You're 3 Times More Likely to Get COVID After Vaccination If You Have This
One condition seriously raises the risk of having a breakthrough infection.
By now, there's enough evidence to show that the currently available COVID-19 vaccines offer plenty of protection from the virus. A study released by the Centers for Disease Control and Prevention (CDC) in September noted that Johnson & Johnson's vaccine was 71 percent effective at preventing hospitalization from the virus, while Pfizer's and Moderna's two-dose vaccines provided 88 percent and 93 percent protection, respectively. But in the face of waning immunity over time, new variants of the virus, and specific medical conditions that may affect how the vaccines work, breakthrough infections in fully vaccinated people are still possible. Now, a new study has shed light on which people are much more likely to get COVID after vaccination.
In a study published in the Journal of Medical Economics on Nov. 30, healthcare records from nearly 1.3 million people who had received both doses of Pfizer's mRNA vaccine were analyzed to determine the rate of breakthrough infections. Results showed the shots were incredibly effective, with 0.08 percent of fully vaccinated patients becoming infected between Dec. 10, 2020 and July 8, 2021. But the results also uncovered that those with weakened immune systems were three times more likely to have a breakthrough infection, with 0.18 percent of immunocompromised patients becoming ill compared to 0.06 percent of non-immunocompromised patients.
The researchers note that 17.7 percent of all patients surveyed were considered to have weakened immune systems, including those suffering from advanced HIV/AIDS, cancer, kidney disease, rheumatologic or other inflammatory conditions, other immune conditions, and bone marrow or organ transplant recipients. Of the 978 reported breakthrough infections, 124 of them—or 12.4 percent—required hospitalization. In that group, 74 patients—or 59.7 percent—were immunocompromised. Two patients who ultimately died from the virus also had weakened immune systems.
"While some COVID-19 vaccine breakthrough infections among those who are fully vaccinated against COVID-19 are expected, the findings of this study show that they are rare and less likely to result in hospitalization or death in those without an [immunocompromising] condition," the study's authors wrote. "However, further research is necessary to continue monitoring the rates of breakthrough infections in the general population, especially with waning duration of protection and emerging SARS-CoV-2 variants."
The researchers concluded that their findings supported the results of other studies and suggested that a third shot should be included in the regimen for any patient with a weakened immune system. But the data also showed that the vaccines are still not completely foolproof when it comes to stopping the virus.

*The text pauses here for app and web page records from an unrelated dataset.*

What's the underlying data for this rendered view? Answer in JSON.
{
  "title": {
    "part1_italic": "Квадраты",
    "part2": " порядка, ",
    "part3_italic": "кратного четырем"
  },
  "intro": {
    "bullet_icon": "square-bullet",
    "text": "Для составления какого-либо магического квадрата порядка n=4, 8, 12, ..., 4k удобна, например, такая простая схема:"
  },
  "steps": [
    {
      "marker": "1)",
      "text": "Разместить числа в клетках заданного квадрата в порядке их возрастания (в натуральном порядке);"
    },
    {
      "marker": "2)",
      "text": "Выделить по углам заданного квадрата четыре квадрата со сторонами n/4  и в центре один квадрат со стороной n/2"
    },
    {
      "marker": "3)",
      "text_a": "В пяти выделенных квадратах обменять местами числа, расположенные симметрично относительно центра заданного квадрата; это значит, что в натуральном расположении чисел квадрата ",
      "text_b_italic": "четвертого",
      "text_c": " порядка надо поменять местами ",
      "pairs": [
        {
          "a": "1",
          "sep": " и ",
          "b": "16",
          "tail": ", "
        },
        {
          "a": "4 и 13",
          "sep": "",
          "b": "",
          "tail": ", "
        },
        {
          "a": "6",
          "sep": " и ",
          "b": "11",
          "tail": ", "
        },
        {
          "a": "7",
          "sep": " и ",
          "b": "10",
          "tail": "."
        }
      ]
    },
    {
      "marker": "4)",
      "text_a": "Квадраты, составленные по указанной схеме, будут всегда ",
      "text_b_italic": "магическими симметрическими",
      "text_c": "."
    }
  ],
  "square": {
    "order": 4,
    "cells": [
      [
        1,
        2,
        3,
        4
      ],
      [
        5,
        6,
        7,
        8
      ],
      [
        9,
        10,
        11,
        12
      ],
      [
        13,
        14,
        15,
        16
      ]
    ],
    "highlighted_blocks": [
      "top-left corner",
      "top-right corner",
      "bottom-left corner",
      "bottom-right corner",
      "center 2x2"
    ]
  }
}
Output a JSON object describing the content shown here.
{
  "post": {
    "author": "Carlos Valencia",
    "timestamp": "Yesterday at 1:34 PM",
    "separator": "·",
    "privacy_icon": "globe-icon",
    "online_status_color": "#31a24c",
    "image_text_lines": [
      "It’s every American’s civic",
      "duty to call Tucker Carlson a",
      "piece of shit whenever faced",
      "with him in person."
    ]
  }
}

"Several countries are currently experiencing a resurgence of SARS-CoV-2 infections despite the rollout of mass vaccination programs," Manuela Di Fusco, the study's lead author from the Pfizer Health Economics and Outcomes Research team, said in a statement. "While COVID-19 mRNA vaccines help protect people from getting infected and severely ill, the risk of breakthrough infections in fully vaccinated people is not completely eliminated."
Mounting research has found that immunocompromised patients were more likely to suffer a breakthrough infection. One non-peer-reviewed CDC-funded study released on medRxiv in July looked at the effectiveness of the COVID vaccine in preventing virus-related hospitalizations in the U.S. The researchers analyzed 1,210 U.S. adults hospitalized between Mar. 11 and May 5, comparing COVID-positive patients with patients who tested negative for the virus. According to the study, nearly half of the hospitalized COVID patients infected after being vaccinated were immunocompromised. Of the 45 patients with breakthrough COVID infections, 44.4 percent were immunosuppressed.
"All of the patients that have been fully vaccinated that I've admitted to the ICU have been immunocompromised. Every single one of them," Todd Rice, MD, co-author of the study and director of the medical intensive care unit at Vanderbilt University Medical Center in Nashville, Tennessee, told NBC News. He added that all of the other hospitalized COVID patients at his hospital at the time had not been vaccinated.
Currently, the CDC recommends anyone with a weakened immune system get a supplemental initial dose of vaccine to shore up their immunity. "People who are immunocompromised are especially vulnerable to COVID-19," the agency writes on their website. They advise that "moderately to severely immunocompromised people ages 18 years and older who completed their Moderna vaccine primary series should plan to get an additional primary dose 28 days after receiving their second shot," while those 12 and older should do the same with Pfizer. All immunocompromised patients are also eligible to receive a booster shot after their primary doses.